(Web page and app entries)
+ + + +

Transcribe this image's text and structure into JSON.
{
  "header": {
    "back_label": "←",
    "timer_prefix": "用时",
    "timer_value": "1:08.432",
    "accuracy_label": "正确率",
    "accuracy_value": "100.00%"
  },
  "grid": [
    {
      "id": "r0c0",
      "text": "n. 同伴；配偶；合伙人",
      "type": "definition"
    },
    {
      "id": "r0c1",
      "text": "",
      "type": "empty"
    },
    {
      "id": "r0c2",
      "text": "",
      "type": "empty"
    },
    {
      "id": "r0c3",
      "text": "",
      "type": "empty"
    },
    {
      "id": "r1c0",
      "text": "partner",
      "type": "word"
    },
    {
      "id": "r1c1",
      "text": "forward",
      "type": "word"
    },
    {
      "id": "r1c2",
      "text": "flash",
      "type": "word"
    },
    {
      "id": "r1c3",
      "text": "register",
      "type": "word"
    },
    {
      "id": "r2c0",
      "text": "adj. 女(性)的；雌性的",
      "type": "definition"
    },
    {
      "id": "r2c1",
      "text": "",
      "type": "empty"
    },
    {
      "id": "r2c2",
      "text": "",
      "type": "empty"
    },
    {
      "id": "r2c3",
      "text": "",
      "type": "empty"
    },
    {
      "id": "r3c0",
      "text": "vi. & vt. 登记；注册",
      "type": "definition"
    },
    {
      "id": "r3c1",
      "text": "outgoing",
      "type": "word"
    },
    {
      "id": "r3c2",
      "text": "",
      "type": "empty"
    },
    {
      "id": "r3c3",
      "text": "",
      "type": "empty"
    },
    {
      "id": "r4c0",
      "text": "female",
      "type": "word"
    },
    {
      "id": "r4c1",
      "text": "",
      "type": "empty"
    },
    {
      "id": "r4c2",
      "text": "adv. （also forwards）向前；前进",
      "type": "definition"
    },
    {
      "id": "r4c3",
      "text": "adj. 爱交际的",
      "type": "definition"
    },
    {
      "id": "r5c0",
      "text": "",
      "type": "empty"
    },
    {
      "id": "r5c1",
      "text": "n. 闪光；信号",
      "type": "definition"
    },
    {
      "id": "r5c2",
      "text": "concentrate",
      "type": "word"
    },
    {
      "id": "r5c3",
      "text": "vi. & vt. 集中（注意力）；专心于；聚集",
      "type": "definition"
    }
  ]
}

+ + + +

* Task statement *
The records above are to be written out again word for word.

* The answer *
Transcribe this image's text and structure into JSON.
{
  "header": {
    "back_label": "←",
    "timer_prefix": "用时",
    "timer_value": "1:08.432",
    "accuracy_label": "正确率",
    "accuracy_value": "100.00%"
  },
  "grid": [
    {
      "id": "r0c0",
      "text": "n. 同伴；配偶；合伙人",
      "type": "definition"
    },
    {
      "id": "r0c1",
      "text": "",
      "type": "empty"
    },
    {
      "id": "r0c2",
      "text": "",
      "type": "empty"
    },
    {
      "id": "r0c3",
      "text": "",
      "type": "empty"
    },
    {
      "id": "r1c0",
      "text": "partner",
      "type": "word"
    },
    {
      "id": "r1c1",
      "text": "forward",
      "type": "word"
    },
    {
      "id": "r1c2",
      "text": "flash",
      "type": "word"
    },
    {
      "id": "r1c3",
      "text": "register",
      "type": "word"
    },
    {
      "id": "r2c0",
      "text": "adj. 女(性)的；雌性的",
      "type": "definition"
    },
    {
      "id": "r2c1",
      "text": "",
      "type": "empty"
    },
    {
      "id": "r2c2",
      "text": "",
      "type": "empty"
    },
    {
      "id": "r2c3",
      "text": "",
      "type": "empty"
    },
    {
      "id": "r3c0",
      "text": "vi. & vt. 登记；注册",
      "type": "definition"
    },
    {
      "id": "r3c1",
      "text": "outgoing",
      "type": "word"
    },
    {
      "id": "r3c2",
      "text": "",
      "type": "empty"
    },
    {
      "id": "r3c3",
      "text": "",
      "type": "empty"
    },
    {
      "id": "r4c0",
      "text": "female",
      "type": "word"
    },
    {
      "id": "r4c1",
      "text": "",
      "type": "empty"
    },
    {
      "id": "r4c2",
      "text": "adv. （also forwards）向前；前进",
      "type": "definition"
    },
    {
      "id": "r4c3",
      "text": "adj. 爱交际的",
      "type": "definition"
    },
    {
      "id": "r5c0",
      "text": "",
      "type": "empty"
    },
    {
      "id": "r5c1",
      "text": "n. 闪光；信号",
      "type": "definition"
    },
    {
      "id": "r5c2",
      "text": "concentrate",
      "type": "word"
    },
    {
      "id": "r5c3",
      "text": "vi. & vt. 集中（注意力）；专心于；聚集",
      "type": "definition"
    }
  ]
}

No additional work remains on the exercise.